=== Section Start ===

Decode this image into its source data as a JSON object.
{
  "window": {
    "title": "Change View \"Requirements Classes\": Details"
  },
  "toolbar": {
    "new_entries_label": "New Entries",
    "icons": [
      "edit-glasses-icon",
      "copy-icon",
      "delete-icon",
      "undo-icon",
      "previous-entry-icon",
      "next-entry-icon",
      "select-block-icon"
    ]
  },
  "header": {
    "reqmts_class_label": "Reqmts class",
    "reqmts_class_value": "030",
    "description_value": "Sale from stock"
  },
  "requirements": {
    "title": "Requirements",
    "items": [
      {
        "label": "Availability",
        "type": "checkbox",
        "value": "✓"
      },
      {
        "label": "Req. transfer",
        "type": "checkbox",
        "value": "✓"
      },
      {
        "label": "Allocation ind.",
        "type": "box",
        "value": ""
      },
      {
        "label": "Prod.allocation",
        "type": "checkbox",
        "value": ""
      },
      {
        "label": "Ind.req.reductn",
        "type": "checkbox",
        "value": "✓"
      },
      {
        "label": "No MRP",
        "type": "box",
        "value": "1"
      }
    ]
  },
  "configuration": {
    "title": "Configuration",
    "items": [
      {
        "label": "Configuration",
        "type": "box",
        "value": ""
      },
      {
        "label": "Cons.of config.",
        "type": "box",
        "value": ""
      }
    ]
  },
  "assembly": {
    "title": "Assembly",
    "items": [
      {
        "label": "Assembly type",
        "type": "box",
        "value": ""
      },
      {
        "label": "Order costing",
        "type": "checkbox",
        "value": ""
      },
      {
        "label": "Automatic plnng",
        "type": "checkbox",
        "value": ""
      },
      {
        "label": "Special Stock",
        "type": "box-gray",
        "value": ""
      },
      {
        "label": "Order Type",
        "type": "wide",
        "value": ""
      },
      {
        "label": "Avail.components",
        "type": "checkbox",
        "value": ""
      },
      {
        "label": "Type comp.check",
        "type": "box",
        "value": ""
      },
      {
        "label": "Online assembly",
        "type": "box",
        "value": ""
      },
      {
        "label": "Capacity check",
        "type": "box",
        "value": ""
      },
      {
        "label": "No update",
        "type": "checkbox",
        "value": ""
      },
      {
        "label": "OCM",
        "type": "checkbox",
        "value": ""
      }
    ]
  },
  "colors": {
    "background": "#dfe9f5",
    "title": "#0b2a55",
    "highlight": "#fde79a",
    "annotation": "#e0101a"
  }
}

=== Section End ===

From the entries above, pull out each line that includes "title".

    "title": "Change View \"Requirements Classes\": Details"
    "title": "Requirements",
    "title": "Configuration",
    "title": "Assembly",
    "title": "#0b2a55",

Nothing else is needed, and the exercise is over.